Some critics have seen a softening of Juvenal’s signature anger in the later satires, while others argue, on the contrary, that the indignatio animating the earlier poems resurfaces toward the end of the corpus. This paper supports the second position by comparing the characterization of speakers in the first six satires and in the fifteenth. In spite of its different setting and quasi-philosophical trappings, the (virtually) last poem’s speaker emerges as a variation of the same reactionary character type so fully drawn in the first two books. The Satires are thus framed by prototypes of the grievance-driven “angry white man” of later eras.

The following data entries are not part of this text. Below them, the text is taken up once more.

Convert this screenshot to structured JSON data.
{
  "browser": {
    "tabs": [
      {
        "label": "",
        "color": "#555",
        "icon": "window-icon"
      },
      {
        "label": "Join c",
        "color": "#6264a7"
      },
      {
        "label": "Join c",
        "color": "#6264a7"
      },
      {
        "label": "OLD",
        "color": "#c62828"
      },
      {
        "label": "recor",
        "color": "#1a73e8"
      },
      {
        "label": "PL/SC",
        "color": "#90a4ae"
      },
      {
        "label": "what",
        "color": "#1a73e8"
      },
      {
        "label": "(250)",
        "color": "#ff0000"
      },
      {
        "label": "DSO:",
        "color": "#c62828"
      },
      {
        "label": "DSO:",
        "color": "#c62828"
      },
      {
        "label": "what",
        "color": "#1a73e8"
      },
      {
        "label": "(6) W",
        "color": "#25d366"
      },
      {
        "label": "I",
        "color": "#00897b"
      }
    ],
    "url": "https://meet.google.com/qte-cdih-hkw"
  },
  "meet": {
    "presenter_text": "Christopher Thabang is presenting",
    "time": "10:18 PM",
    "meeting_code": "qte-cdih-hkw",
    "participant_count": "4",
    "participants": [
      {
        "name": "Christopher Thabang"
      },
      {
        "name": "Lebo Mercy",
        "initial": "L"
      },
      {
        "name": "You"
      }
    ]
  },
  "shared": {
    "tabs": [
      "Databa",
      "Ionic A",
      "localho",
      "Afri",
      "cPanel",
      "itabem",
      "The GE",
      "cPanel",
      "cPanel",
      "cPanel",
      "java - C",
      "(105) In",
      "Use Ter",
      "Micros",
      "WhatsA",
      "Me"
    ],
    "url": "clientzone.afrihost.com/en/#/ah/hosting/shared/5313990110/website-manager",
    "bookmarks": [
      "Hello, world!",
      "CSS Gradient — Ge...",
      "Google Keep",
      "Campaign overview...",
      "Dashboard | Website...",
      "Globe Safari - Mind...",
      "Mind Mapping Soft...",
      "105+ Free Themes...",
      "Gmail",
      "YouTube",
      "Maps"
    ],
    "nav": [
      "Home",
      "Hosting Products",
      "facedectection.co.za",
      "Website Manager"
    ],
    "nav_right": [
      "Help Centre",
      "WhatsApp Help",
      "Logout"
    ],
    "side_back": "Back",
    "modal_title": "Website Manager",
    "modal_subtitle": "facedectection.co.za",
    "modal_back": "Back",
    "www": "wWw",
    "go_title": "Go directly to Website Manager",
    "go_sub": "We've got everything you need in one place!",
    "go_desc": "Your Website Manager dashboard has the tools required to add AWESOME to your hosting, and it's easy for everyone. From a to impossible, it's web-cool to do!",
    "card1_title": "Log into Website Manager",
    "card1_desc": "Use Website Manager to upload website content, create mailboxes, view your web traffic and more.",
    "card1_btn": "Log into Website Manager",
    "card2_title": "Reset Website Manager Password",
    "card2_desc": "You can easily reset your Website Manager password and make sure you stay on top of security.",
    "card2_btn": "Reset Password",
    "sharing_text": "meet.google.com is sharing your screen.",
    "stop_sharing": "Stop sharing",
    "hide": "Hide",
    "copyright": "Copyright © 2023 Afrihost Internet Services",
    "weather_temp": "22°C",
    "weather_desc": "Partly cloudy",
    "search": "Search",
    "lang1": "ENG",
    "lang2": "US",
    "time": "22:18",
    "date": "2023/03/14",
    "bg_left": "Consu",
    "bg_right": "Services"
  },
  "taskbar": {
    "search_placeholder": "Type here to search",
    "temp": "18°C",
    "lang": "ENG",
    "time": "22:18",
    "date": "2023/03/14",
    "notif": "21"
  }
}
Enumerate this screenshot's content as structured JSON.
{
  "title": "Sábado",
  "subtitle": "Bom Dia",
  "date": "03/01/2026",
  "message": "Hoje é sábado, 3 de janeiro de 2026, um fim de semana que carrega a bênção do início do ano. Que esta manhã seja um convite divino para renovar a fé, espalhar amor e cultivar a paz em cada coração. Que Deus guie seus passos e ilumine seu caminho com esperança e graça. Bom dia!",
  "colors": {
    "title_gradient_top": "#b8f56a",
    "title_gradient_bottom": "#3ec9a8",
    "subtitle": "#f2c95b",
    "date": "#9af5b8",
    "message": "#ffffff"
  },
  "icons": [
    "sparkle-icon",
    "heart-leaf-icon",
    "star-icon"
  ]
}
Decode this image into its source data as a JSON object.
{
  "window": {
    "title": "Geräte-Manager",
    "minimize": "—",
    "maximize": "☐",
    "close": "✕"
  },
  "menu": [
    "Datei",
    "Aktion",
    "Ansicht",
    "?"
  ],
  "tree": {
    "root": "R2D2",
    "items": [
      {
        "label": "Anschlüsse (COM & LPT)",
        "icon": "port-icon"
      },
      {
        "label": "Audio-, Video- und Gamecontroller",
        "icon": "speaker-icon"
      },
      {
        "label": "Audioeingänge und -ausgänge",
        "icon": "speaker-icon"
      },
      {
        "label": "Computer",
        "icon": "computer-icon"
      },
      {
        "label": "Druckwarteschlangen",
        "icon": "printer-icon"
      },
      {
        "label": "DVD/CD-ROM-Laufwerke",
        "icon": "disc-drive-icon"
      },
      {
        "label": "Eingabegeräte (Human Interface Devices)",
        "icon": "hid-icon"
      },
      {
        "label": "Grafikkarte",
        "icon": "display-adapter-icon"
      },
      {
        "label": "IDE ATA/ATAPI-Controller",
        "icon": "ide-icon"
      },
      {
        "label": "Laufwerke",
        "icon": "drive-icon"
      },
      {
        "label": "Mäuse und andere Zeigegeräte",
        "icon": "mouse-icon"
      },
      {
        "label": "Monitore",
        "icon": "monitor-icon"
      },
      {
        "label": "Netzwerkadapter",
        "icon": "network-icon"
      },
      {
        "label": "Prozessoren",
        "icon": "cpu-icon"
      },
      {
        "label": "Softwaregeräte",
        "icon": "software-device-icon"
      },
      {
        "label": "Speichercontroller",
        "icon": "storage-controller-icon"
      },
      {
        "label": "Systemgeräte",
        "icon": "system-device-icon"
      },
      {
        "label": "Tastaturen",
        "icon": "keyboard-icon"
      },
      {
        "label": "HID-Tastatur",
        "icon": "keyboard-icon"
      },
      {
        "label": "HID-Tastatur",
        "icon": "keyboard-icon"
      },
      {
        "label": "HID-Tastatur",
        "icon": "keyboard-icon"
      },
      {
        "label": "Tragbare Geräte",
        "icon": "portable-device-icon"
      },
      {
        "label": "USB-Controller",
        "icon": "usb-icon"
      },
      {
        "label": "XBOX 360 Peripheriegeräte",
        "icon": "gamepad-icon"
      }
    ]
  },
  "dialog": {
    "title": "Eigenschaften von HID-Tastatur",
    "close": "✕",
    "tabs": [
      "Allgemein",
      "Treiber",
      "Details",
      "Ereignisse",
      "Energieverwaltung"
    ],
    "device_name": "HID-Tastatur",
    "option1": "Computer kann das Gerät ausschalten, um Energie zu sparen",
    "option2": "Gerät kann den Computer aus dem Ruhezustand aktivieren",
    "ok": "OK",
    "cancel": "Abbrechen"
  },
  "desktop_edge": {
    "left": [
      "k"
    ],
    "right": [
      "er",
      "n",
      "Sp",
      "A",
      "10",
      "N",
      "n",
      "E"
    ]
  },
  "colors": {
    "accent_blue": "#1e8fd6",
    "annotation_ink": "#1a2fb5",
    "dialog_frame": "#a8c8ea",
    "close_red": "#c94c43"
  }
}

"Full Circle: Juvenal’s Egyptians and the Return of the “Angry White Man” in Satire 15,"
New England Classical Journal: Vol. 48
Juvenal; satire; identity; nationalism; othering; Romanness; persona.